* Problem to work on *
Report each line of the entries that includes "Zhishan" by copying it.

[Entries taken from a collection]
────
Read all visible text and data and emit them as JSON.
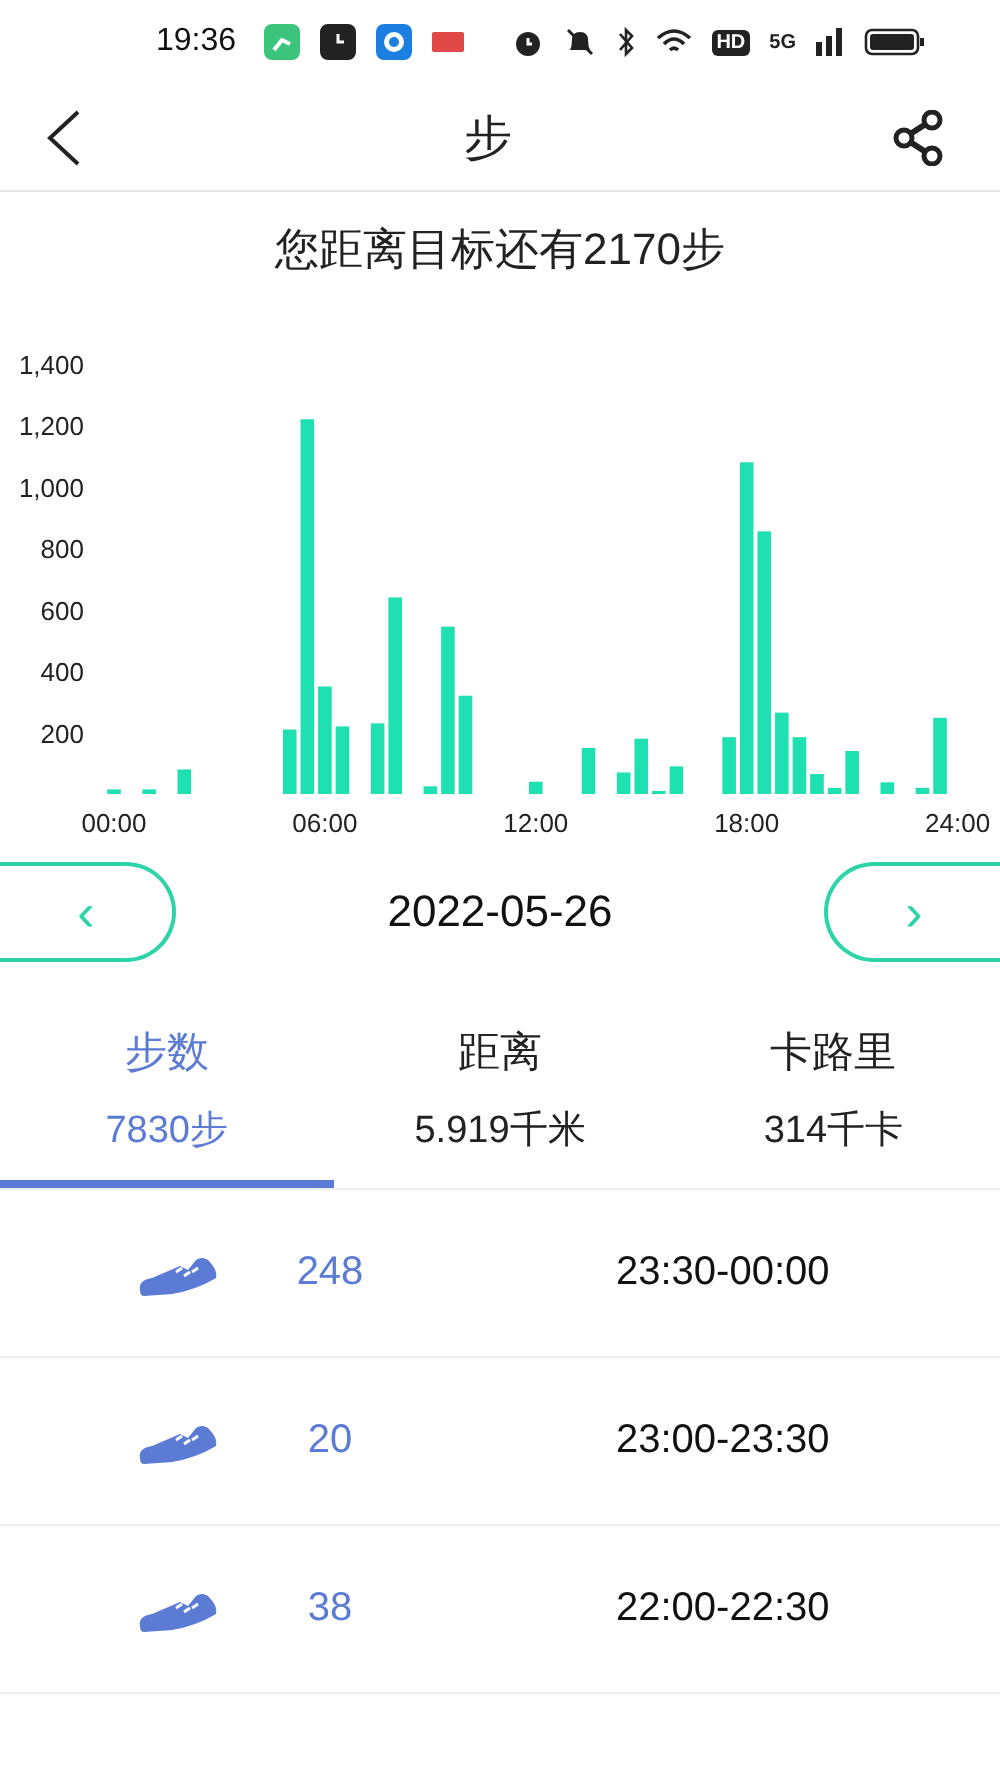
{
  "status_bar": {
    "time": "19:36",
    "hd": "HD",
    "network": "5G"
  },
  "header": {
    "title": "步"
  },
  "goal_text": "您距离目标还有2170步",
  "chart": {
    "chart_data": {
      "type": "bar",
      "x": [
        0,
        1,
        2,
        5,
        5.5,
        6,
        6.5,
        7.5,
        8,
        9,
        9.5,
        10,
        12,
        13.5,
        14.5,
        15,
        15.5,
        16,
        17.5,
        18,
        18.5,
        19,
        19.5,
        20,
        20.5,
        21,
        22,
        23,
        23.5
      ],
      "xlim": [
        0,
        24
      ],
      "series": [
        {
          "color": "#1fe0b0",
          "values": [
            15,
            15,
            80,
            210,
            1220,
            350,
            220,
            230,
            640,
            25,
            545,
            320,
            40,
            150,
            70,
            180,
            10,
            90,
            185,
            1080,
            855,
            265,
            185,
            65,
            20,
            140,
            38,
            20,
            248
          ]
        }
      ],
      "ylim": [
        0,
        1400
      ],
      "yticks": [
        {
          "value": 200,
          "label": "200"
        },
        {
          "value": 400,
          "label": "400"
        },
        {
          "value": 600,
          "label": "600"
        },
        {
          "value": 800,
          "label": "800"
        },
        {
          "value": 1000,
          "label": "1,000"
        },
        {
          "value": 1200,
          "label": "1,200"
        },
        {
          "value": 1400,
          "label": "1,400"
        }
      ],
      "xticks": [
        {
          "value": 0,
          "label": "00:00"
        },
        {
          "value": 6,
          "label": "06:00"
        },
        {
          "value": 12,
          "label": "12:00"
        },
        {
          "value": 18,
          "label": "18:00"
        },
        {
          "value": 24,
          "label": "24:00"
        }
      ]
    }
  },
  "date_nav": {
    "prev": "‹",
    "date": "2022-05-26",
    "next": "›"
  },
  "tabs": [
    {
      "label": "步数",
      "value": "7830步",
      "selected": true
    },
    {
      "label": "距离",
      "value": "5.919千米",
      "selected": false
    },
    {
      "label": "卡路里",
      "value": "314千卡",
      "selected": false
    }
  ],
  "records": [
    {
      "steps": "248",
      "time": "23:30-00:00"
    },
    {
      "steps": "20",
      "time": "23:00-23:30"
    },
    {
      "steps": "38",
      "time": "22:00-22:30"
    }
  ]
}
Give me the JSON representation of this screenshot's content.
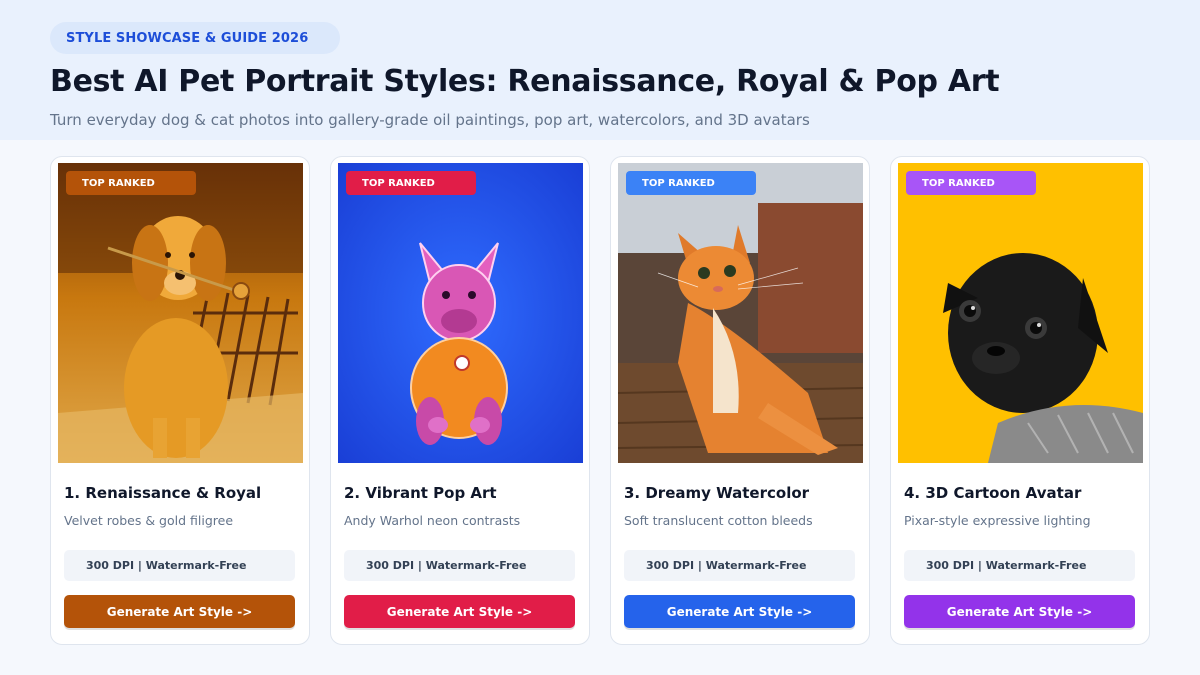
{
  "header": {
    "eyebrow": "STYLE SHOWCASE & GUIDE 2026",
    "title": "Best AI Pet Portrait Styles: Renaissance, Royal & Pop Art",
    "subtitle": "Turn everyday dog & cat photos into gallery-grade oil paintings, pop art, watercolors, and 3D avatars"
  },
  "cards": [
    {
      "badge": "TOP RANKED",
      "title": "1. Renaissance & Royal",
      "description": "Velvet robes & gold filigree",
      "specs": "300 DPI  |  Watermark-Free",
      "cta": "Generate Art Style ->",
      "accent": "#b45309",
      "image": "golden-retriever-with-rose"
    },
    {
      "badge": "TOP RANKED",
      "title": "2. Vibrant Pop Art",
      "description": "Andy Warhol neon contrasts",
      "specs": "300 DPI  |  Watermark-Free",
      "cta": "Generate Art Style ->",
      "accent": "#e11d48",
      "image": "pop-art-french-bulldog"
    },
    {
      "badge": "TOP RANKED",
      "title": "3. Dreamy Watercolor",
      "description": "Soft translucent cotton bleeds",
      "specs": "300 DPI  |  Watermark-Free",
      "cta": "Generate Art Style ->",
      "accent": "#2563eb",
      "image": "orange-tabby-cat"
    },
    {
      "badge": "TOP RANKED",
      "title": "4. 3D Cartoon Avatar",
      "description": "Pixar-style expressive lighting",
      "specs": "300 DPI  |  Watermark-Free",
      "cta": "Generate Art Style ->",
      "accent": "#9333ea",
      "image": "black-pug-in-sweater"
    }
  ]
}
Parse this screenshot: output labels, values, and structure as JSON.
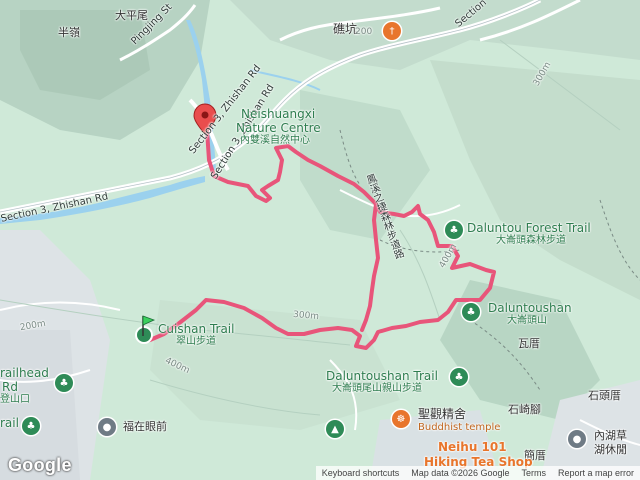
{
  "map": {
    "labels": {
      "banling": "半嶺",
      "dapingwei": "大平尾",
      "pingjing_st": "Pingjing St",
      "section3_zhishan_upper": "Section 3, Zhishan Rd",
      "section3_zhishan_left": "Section 3, Zhishan Rd",
      "section3_zhishan_mid": "Section 3, Zhishan Rd",
      "dingkeng": "礁坑",
      "section_topright": "Section",
      "elev_200_top": "200",
      "elev_300_right": "300m",
      "neishuangxi_en_1": "Neishuangxi",
      "neishuangxi_en_2": "Nature Centre",
      "neishuangxi_zh": "內雙溪自然中心",
      "fenglian_zh": "鳳溪之捷森林步道路",
      "daluntou_forest_en": "Daluntou Forest Trail",
      "daluntou_forest_zh": "大崙頭森林步道",
      "daluntoushan_en": "Daluntoushan",
      "daluntoushan_zh": "大崙頭山",
      "wali": "瓦厝",
      "shitouli": "石頭厝",
      "cuishan_en": "Cuishan Trail",
      "cuishan_zh": "翠山步道",
      "elev_300_mid": "300m",
      "elev_200_left": "200m",
      "elev_400_left": "400m",
      "elev_400_right": "400m",
      "trailhead_en_1": "railhead",
      "trailhead_en_2": "Rd",
      "trailhead_zh": "登山口",
      "trail_left": "rail",
      "daluntou_tail_en": "Daluntoushan Trail",
      "daluntou_tail_zh": "大崙頭尾山親山步道",
      "fuzai": "福在眼前",
      "shengguan_zh": "聖觀精舍",
      "shengguan_en": "Buddhist temple",
      "shiqijiao": "石崎腳",
      "neihu_1": "內湖草",
      "neihu_2": "湖休閒",
      "jianli": "簡厝",
      "neihu101_1": "Neihu 101",
      "neihu101_2": "Hiking Tea Shop"
    },
    "icons": {
      "start_marker": "green-flag-pin",
      "end_marker": "red-pin",
      "restaurant": "fork-knife-icon",
      "park": "tree-icon",
      "camp": "tent-icon",
      "temple": "dharma-wheel-icon"
    },
    "colors": {
      "land": "#cfe9d8",
      "terrain_dark": "#a9c6b5",
      "urban": "#dde3e6",
      "water": "#9bd1ee",
      "road": "#ffffff",
      "track": "#e8557a"
    }
  },
  "footer": {
    "logo": "Google",
    "keyboard": "Keyboard shortcuts",
    "mapdata": "Map data ©2026 Google",
    "terms": "Terms",
    "report": "Report a map error"
  }
}
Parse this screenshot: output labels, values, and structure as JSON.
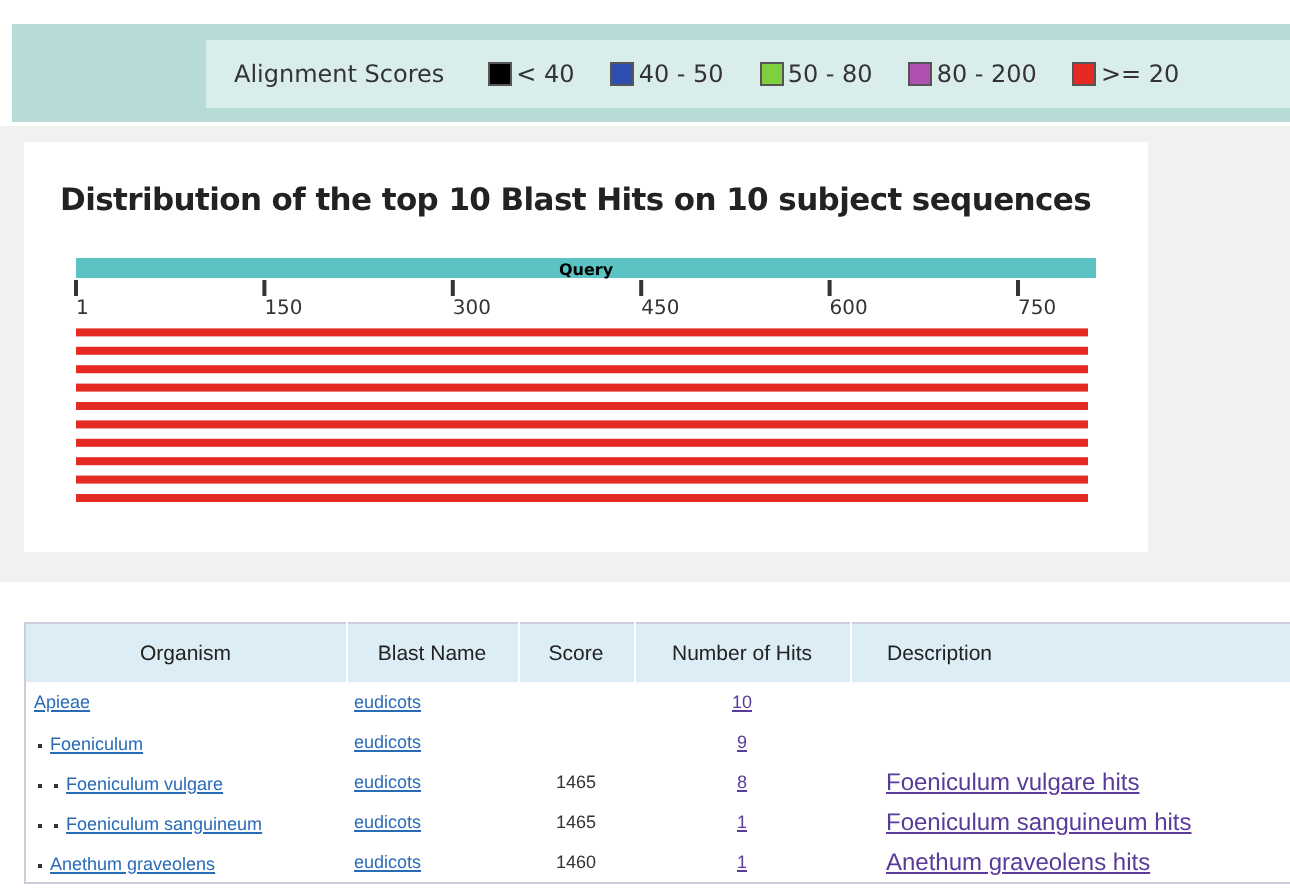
{
  "legend": {
    "title": "Alignment Scores",
    "items": [
      {
        "label": "< 40",
        "color": "#000000"
      },
      {
        "label": "40 - 50",
        "color": "#2f4fb0"
      },
      {
        "label": "50 - 80",
        "color": "#7fcf3f"
      },
      {
        "label": "80 - 200",
        "color": "#b050b0"
      },
      {
        "label": ">= 20",
        "color": "#e52a24"
      }
    ]
  },
  "graphic": {
    "title": "Distribution of the top 10 Blast Hits on 10 subject sequences",
    "query_label": "Query",
    "axis_ticks": [
      "1",
      "150",
      "300",
      "450",
      "600",
      "750"
    ]
  },
  "table": {
    "columns": [
      "Organism",
      "Blast Name",
      "Score",
      "Number of Hits",
      "Description"
    ],
    "rows": [
      {
        "organism": "Apieae",
        "blast_name": "eudicots",
        "hits": "10",
        "children": [
          {
            "organism": "Foeniculum",
            "blast_name": "eudicots",
            "hits": "9",
            "children": [
              {
                "organism": "Foeniculum vulgare",
                "blast_name": "eudicots",
                "score": "1465",
                "hits": "8",
                "description": "Foeniculum vulgare hits"
              },
              {
                "organism": "Foeniculum sanguineum",
                "blast_name": "eudicots",
                "score": "1465",
                "hits": "1",
                "description": "Foeniculum sanguineum hits"
              }
            ]
          },
          {
            "organism": "Anethum graveolens",
            "blast_name": "eudicots",
            "score": "1460",
            "hits": "1",
            "description": "Anethum graveolens hits"
          }
        ]
      }
    ]
  }
}
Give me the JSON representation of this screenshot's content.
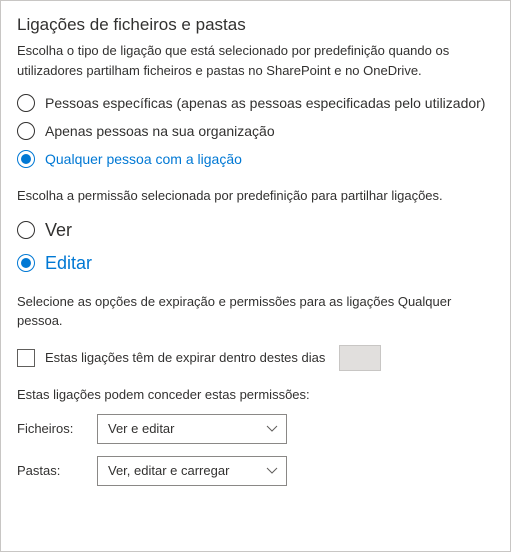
{
  "section": {
    "title": "Ligações de ficheiros e pastas",
    "description": "Escolha o tipo de ligação que está selecionado por predefinição quando os utilizadores partilham ficheiros e pastas no SharePoint e no OneDrive."
  },
  "link_type": {
    "options": [
      {
        "label": "Pessoas específicas (apenas as pessoas especificadas pelo utilizador)",
        "selected": false
      },
      {
        "label": "Apenas pessoas na sua organização",
        "selected": false
      },
      {
        "label": "Qualquer pessoa com a ligação",
        "selected": true
      }
    ]
  },
  "permission": {
    "description": "Escolha a permissão selecionada por predefinição para partilhar ligações.",
    "options": [
      {
        "label": "Ver",
        "selected": false
      },
      {
        "label": "Editar",
        "selected": true
      }
    ]
  },
  "expiration": {
    "description": "Selecione as opções de expiração e permissões para as ligações Qualquer pessoa.",
    "checkbox_label": "Estas ligações têm de expirar dentro destes dias",
    "days_value": ""
  },
  "permissions_section": {
    "label": "Estas ligações podem conceder estas permissões:",
    "files_label": "Ficheiros:",
    "files_value": "Ver e editar",
    "folders_label": "Pastas:",
    "folders_value": "Ver, editar e carregar"
  }
}
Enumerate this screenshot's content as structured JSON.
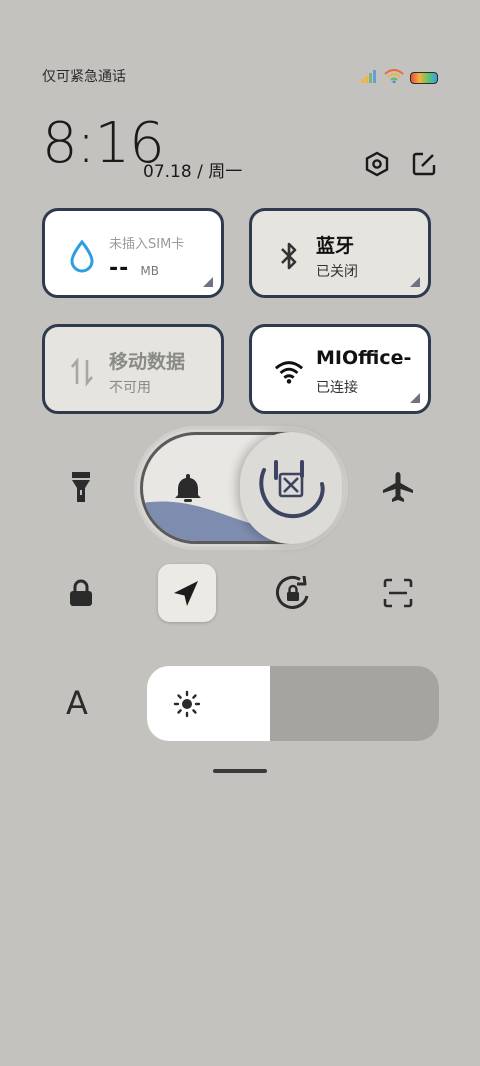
{
  "status_bar": {
    "carrier_text": "仅可紧急通话",
    "icons": [
      "signal-icon",
      "wifi-icon",
      "battery-icon"
    ]
  },
  "header": {
    "time": "8:16",
    "date": "07.18 / 周一"
  },
  "tiles": {
    "data_usage": {
      "label": "未插入SIM卡",
      "value": "--",
      "unit": "MB"
    },
    "bluetooth": {
      "title": "蓝牙",
      "status": "已关闭"
    },
    "mobile_data": {
      "title": "移动数据",
      "status": "不可用"
    },
    "wifi": {
      "title": "MIOffice-",
      "status": "已连接"
    }
  },
  "controls": {
    "row1": [
      "flashlight-icon",
      "bell-icon",
      "silent-mode-icon",
      "airplane-icon"
    ],
    "row2": [
      "lock-icon",
      "location-icon",
      "rotation-lock-icon",
      "scan-icon"
    ]
  },
  "brightness": {
    "level": 0.42,
    "text_size_label": "A"
  },
  "colors": {
    "background": "#c3c2be",
    "tile_border": "#2f3a4e",
    "wave": "#7e8cb0",
    "brightness_fill": "#ffffff"
  }
}
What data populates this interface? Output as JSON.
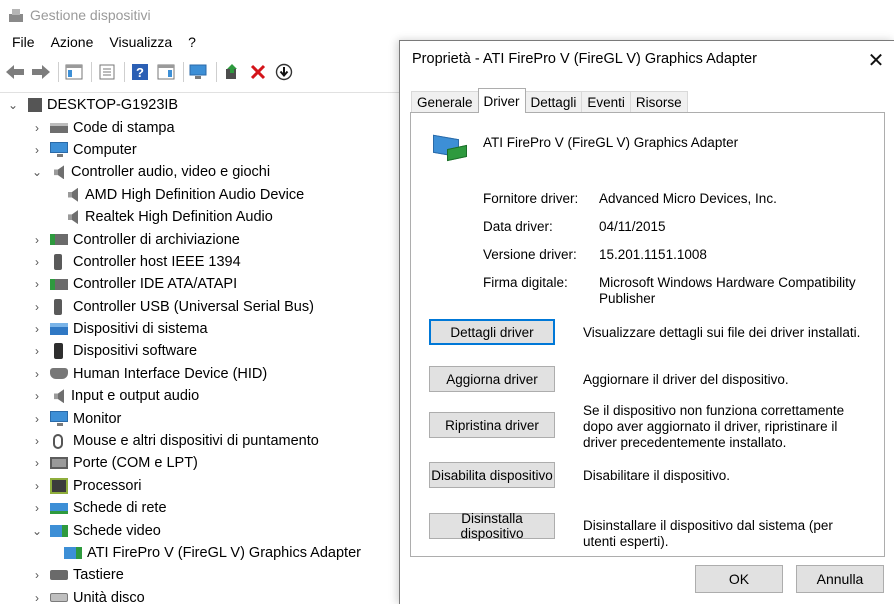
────
* Task response *
      "section3_zhishan_upper": "Section 3, Zhishan Rd",
      "section3_zhishan_left": "Section 3, Zhishan Rd",
      "section3_zhishan_mid": "Section 3, Zhishan Rd",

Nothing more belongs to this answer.